With $\myv{v}\cdot\myv{v}=v^2$, this could be fulfilled by: $$F(\myv{v}) = Ae^{-\alpha \myv{v}\cdot\myv{v}}.$$

$\alpha$ *could* be either positive or negative. But we'd like, for a probability density, that $\int_0^\infty F(\myv{v})d\myv{v} = N$ (finite value), and if $(-\alpha)$ is a positive number, the integral is unbounded. So, we will choose $\alpha$ to be a positive quantity.

This is the Maxwell-Boltzmann distribution function

Speed distribution function

Assuming the velocities are uniformly distributed in direction, then the number of velocity vectors with speeds in the range $v$ to $v+dv$ is $N(v)\,dv$, is the number of velocity vectors with tips in a spherical shell of thickness $dv$ at a distance $v$ from the origin: $$N(v) = 4\pi v^2 F(v) dv = 4\pi v^2 Ae^{-\alpha \myv{v}\cdot\myv{v}}.$$

The total number of particles is: $$N=\int_0^\infty N(v)\,dv.$$

The total energy is: $$\frac{3}{2}NkT = \frac{1}{2}m\int_0^\infty v^2 N(v) dv.$$

The constant $\alpha$ can be found from the ratio of these two equations. Then using this in either one, $A$ can be found. [Screenshot of Mathematica solution.] The result is:

$$N(v)dv = 4\pi \(\frac{m}{2\pi k T} \)^{3/2}Nv^2e^{-mv^2/2kT} dv.$$

Using Mathematica, graph 3 plots of $N(v)$ in the same figure: using the values $N=1000$ and $2kT/m =$

  • 0.3
  • 1.0
  • 3.0

Label each plot so we can see what temperature it corresponds to.

As you raise the temperature, you ought to have a greater number of faster molecules, and the peak of the distribution (which ought to track with the average speed) should also be moving to higher $v$-values.
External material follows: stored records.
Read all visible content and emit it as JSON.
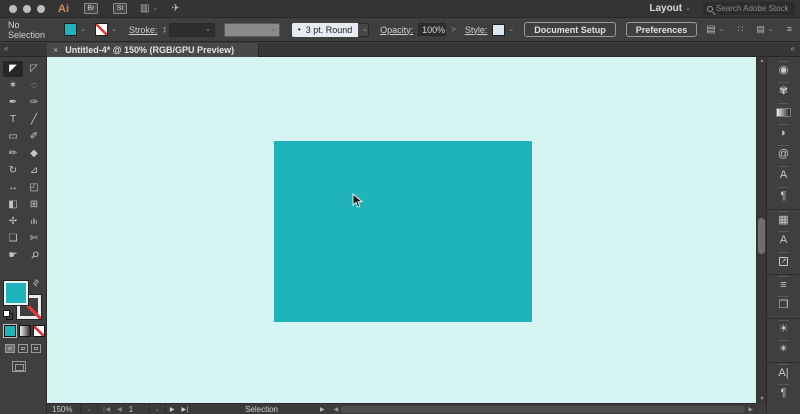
{
  "colors": {
    "fill_teal": "#1FB3BA",
    "canvas_bg": "#D6F5F2",
    "none_red": "#E03A3A",
    "logo_orange": "#D2895A"
  },
  "ui": {
    "chevron": "⌄",
    "step_up": "▴",
    "step_down": "▾",
    "swap": "⇄",
    "scroll_up": "▲",
    "scroll_down": "▼",
    "scroll_left": "◀",
    "scroll_right": "▶"
  },
  "topbar": {
    "logo": "Ai",
    "bridge": "Br",
    "stock": "St",
    "arrange_icon": "▥",
    "gpu_icon": "✈",
    "layout_menu": "Layout",
    "search_placeholder": "Search Adobe Stock"
  },
  "controlbar": {
    "selection_status": "No Selection",
    "stroke_label": "Stroke:",
    "brush_bullet": "•",
    "brush_value": "3 pt. Round",
    "opacity_label": "Opacity:",
    "opacity_value": "100%",
    "opacity_arrow": ">",
    "style_label": "Style:",
    "document_setup": "Document Setup",
    "preferences": "Preferences",
    "panel_icon": "▤",
    "touch_icon": "∷",
    "dock_icon": "▤",
    "menu_icon": "≡"
  },
  "tabbar": {
    "collapse_left": "«",
    "collapse_right": "«",
    "close": "×",
    "title": "Untitled-4* @ 150% (RGB/GPU Preview)"
  },
  "toolbar": {
    "tools": [
      {
        "name": "selection",
        "glyph": "◤",
        "selected": true
      },
      {
        "name": "direct-selection",
        "glyph": "◸"
      },
      {
        "name": "magic-wand",
        "glyph": "✶"
      },
      {
        "name": "lasso",
        "glyph": "◌"
      },
      {
        "name": "pen",
        "glyph": "✒"
      },
      {
        "name": "curvature",
        "glyph": "✑"
      },
      {
        "name": "type",
        "glyph": "T"
      },
      {
        "name": "line-segment",
        "glyph": "╱"
      },
      {
        "name": "rectangle",
        "glyph": "▭"
      },
      {
        "name": "paintbrush",
        "glyph": "✐"
      },
      {
        "name": "pencil",
        "glyph": "✏"
      },
      {
        "name": "eraser",
        "glyph": "◆"
      },
      {
        "name": "rotate",
        "glyph": "↻"
      },
      {
        "name": "scale",
        "glyph": "⊿"
      },
      {
        "name": "width",
        "glyph": "↔"
      },
      {
        "name": "free-transform",
        "glyph": "◰"
      },
      {
        "name": "shape-builder",
        "glyph": "◧"
      },
      {
        "name": "perspective-grid",
        "glyph": "⊞"
      },
      {
        "name": "symbol-sprayer",
        "glyph": "✢"
      },
      {
        "name": "column-graph",
        "glyph": "ıllı"
      },
      {
        "name": "artboard",
        "glyph": "❏"
      },
      {
        "name": "slice",
        "glyph": "✄"
      },
      {
        "name": "hand",
        "glyph": "☛"
      },
      {
        "name": "zoom",
        "glyph": "⚲",
        "rotate": true
      }
    ]
  },
  "rightpanel": {
    "icons": [
      {
        "name": "color",
        "glyph": "◉"
      },
      {
        "name": "color-guide",
        "glyph": "✾"
      },
      {
        "name": "gradient",
        "glyph": "",
        "cls": "grad"
      },
      {
        "name": "stroke",
        "glyph": "◗"
      },
      {
        "name": "libraries",
        "glyph": "@"
      },
      {
        "name": "character-styles",
        "glyph": "A"
      },
      {
        "name": "paragraph-styles",
        "glyph": "¶"
      },
      {
        "name": "swatches",
        "glyph": "▦",
        "sep": true
      },
      {
        "name": "glyphs",
        "glyph": "A"
      },
      {
        "name": "export",
        "glyph": "↗",
        "cls": "boxed"
      },
      {
        "name": "align",
        "glyph": "≡",
        "sep": true
      },
      {
        "name": "pathfinder",
        "glyph": "❐"
      },
      {
        "name": "appearance",
        "glyph": "☀",
        "sep": true
      },
      {
        "name": "graphic-styles",
        "glyph": "✴"
      },
      {
        "name": "character",
        "glyph": "A|",
        "sep": true
      },
      {
        "name": "paragraph",
        "glyph": "¶"
      }
    ]
  },
  "statusbar": {
    "zoom": "150%",
    "first": "❘◀",
    "prev": "◀",
    "artboard": "1",
    "next": "▶",
    "last": "▶❘",
    "status": "Selection",
    "flyout": "▶"
  }
}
Here are my graphs of $N(v)$ for $N=1000$: (Red is the lowest temperature..)

Optional: You can check your calculations by integrating $\int_0^{v_{max}} N(v')dv'=g(v_{max})$ for one or more values of $2kT/m$ above. The value of $g$ is the number of particles (out of 1000) that have a speed less than or equal to $v_{max}$. If you graph $g(v_{max})$ vs $v_{max}$, the plot ought to start at 0, and then rise and saturate at $N=1000$ as $v_{max}$ gets larger and larger.

 

Root-mean-square speeds

We used $f(v)$, the fraction of all molecules with speeds between $v$ and $v+dv$, to calculate things like rms speeds. $$f(v) = N(v)/N.$$

So, $$\begin{align}\overline{v^2} & = \int v^2 f(v) dv = \frac{1}{N}\int v^2 N(v) dv =\\ & = 4\pi \(\frac{m}{2\pi k T} \)^{3/2} \int_0^\infty v^4 e^{-mv^2/2kT} dv .\end{align}$$

See Appendix D2 for the integral: $$\begin{align}\overline{v^2} & = 4\pi \(\frac{m}{2\pi k T} \)^{3/2} \[\frac{3}{8 (m/2kT)^2}\( \frac{\pi}{m/2kT}\)^{1/2} \]\\ & = \frac{3kT}{m} .\end{align}$$

The rms speed is $$v_{rms} = \sqrt{\overline{v^2}}=\sqrt{\frac{3kT}{m}} = 1.732\(\frac{kT}{m}\)^{1/2}.$$

Applications

Image credits

Mike Brice